Show every line in the entries below where the word "스테이지에" appears.

> **Website and app data records**:
^^^^^^^^
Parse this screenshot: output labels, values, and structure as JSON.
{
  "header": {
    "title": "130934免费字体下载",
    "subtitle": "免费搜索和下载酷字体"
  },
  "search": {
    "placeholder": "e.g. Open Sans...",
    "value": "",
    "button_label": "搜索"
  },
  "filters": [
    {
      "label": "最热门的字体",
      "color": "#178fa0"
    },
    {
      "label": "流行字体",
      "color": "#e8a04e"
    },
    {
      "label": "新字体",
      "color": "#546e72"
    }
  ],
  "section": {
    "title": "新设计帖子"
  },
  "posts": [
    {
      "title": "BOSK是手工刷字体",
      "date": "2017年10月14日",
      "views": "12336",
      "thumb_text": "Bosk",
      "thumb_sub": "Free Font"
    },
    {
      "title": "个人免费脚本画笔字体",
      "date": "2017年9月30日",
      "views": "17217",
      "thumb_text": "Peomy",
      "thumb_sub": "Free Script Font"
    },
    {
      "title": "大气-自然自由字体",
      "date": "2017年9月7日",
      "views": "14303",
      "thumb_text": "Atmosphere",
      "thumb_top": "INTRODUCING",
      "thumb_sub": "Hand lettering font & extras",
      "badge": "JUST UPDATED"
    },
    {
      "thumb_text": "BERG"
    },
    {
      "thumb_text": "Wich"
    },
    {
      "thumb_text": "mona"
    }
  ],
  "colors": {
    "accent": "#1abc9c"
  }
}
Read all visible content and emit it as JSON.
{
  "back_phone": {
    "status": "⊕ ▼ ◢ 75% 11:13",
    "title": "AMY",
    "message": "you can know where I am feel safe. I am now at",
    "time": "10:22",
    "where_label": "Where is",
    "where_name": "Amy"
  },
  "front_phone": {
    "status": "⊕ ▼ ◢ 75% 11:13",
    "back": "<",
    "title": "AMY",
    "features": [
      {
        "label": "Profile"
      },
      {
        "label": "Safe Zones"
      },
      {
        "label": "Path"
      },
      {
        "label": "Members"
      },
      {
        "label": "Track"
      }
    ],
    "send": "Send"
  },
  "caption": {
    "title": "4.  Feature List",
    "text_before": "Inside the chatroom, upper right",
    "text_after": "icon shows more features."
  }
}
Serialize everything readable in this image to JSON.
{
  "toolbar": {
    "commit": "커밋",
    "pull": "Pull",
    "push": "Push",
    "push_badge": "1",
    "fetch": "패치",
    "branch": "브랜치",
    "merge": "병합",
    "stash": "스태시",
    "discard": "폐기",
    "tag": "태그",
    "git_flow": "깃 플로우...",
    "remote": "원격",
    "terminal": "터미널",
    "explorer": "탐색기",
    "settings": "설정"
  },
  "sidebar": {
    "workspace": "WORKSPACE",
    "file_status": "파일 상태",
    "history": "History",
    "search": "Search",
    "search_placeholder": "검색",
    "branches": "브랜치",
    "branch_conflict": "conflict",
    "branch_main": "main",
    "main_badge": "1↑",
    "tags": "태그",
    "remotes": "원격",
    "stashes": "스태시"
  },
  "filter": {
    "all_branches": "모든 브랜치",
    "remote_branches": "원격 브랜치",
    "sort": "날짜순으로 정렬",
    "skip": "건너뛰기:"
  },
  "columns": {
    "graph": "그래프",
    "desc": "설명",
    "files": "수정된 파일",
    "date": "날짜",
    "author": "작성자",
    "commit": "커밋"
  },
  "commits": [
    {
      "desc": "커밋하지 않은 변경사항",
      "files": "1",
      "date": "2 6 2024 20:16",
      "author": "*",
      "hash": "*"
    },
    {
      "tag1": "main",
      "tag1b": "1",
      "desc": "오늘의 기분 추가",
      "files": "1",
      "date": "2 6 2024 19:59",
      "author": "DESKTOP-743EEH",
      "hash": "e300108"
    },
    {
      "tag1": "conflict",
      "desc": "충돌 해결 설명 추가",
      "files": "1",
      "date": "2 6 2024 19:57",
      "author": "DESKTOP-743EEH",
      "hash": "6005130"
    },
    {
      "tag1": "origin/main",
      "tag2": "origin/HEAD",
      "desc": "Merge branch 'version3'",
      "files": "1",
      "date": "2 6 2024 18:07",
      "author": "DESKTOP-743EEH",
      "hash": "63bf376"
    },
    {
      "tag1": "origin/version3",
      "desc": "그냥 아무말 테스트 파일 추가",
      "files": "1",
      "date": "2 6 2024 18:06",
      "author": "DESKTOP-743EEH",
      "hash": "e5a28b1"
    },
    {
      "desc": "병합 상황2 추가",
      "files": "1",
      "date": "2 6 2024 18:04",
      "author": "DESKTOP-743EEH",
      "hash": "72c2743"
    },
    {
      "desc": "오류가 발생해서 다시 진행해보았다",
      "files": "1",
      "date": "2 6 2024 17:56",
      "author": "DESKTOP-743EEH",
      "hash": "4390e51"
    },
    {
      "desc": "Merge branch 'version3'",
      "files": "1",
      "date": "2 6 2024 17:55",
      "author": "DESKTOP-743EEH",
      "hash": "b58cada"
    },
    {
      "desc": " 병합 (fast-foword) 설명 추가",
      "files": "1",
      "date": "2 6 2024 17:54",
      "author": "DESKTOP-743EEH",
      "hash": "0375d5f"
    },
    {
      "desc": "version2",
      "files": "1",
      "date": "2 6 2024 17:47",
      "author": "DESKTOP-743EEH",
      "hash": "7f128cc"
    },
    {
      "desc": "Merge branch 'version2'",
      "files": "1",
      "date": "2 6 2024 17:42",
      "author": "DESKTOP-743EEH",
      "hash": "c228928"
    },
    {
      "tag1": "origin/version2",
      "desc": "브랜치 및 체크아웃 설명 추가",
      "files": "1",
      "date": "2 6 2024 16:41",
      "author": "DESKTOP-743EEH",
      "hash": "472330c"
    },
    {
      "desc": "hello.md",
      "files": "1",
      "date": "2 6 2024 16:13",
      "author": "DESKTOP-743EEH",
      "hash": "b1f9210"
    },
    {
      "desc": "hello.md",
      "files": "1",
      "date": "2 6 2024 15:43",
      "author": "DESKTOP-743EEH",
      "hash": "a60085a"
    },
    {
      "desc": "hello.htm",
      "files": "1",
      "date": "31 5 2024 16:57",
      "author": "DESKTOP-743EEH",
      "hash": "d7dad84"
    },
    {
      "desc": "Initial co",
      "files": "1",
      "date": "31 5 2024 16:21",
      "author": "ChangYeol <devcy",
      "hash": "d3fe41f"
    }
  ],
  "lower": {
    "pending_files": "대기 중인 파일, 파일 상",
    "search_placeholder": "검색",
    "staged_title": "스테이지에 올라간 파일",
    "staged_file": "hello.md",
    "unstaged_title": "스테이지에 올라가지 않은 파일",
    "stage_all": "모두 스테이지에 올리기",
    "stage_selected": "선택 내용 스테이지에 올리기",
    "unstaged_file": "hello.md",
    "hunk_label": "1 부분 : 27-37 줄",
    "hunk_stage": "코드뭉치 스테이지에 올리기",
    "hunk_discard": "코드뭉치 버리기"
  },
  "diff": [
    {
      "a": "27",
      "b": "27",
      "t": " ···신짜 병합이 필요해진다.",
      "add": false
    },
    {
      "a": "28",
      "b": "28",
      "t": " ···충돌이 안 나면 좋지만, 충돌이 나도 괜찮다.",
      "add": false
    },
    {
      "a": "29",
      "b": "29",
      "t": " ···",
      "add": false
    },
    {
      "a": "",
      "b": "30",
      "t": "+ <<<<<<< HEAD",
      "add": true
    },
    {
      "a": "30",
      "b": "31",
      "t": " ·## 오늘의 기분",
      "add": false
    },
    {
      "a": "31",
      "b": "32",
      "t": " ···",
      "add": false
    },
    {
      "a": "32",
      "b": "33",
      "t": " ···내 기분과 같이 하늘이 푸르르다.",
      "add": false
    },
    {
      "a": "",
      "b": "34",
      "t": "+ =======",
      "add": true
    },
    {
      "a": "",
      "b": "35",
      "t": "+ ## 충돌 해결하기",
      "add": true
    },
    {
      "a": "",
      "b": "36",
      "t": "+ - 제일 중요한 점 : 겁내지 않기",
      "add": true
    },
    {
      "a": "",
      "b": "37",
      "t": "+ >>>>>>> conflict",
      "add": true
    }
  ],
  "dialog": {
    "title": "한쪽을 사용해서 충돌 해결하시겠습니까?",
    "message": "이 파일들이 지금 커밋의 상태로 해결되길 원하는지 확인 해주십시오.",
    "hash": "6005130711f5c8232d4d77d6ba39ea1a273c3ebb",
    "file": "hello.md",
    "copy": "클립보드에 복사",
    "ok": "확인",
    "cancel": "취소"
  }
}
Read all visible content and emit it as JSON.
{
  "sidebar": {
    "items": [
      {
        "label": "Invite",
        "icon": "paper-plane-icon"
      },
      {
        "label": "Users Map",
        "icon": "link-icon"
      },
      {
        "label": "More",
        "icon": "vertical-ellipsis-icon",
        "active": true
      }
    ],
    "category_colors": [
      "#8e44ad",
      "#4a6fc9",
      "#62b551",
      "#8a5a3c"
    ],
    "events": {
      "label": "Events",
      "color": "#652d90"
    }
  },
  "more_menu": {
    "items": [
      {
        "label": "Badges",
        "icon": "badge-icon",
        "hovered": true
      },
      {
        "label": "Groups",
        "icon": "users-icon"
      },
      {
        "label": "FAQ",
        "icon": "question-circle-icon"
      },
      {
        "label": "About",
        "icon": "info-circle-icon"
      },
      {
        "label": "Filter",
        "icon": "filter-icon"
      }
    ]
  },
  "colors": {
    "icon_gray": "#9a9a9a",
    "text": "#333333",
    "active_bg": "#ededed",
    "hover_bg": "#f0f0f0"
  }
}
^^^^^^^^
> **ANSWER TO THE PROBLEM**:
    "staged_title": "스테이지에 올라간 파일",
    "unstaged_title": "스테이지에 올라가지 않은 파일",
    "stage_all": "모두 스테이지에 올리기",
    "stage_selected": "선택 내용 스테이지에 올리기",
    "hunk_stage": "코드뭉치 스테이지에 올리기",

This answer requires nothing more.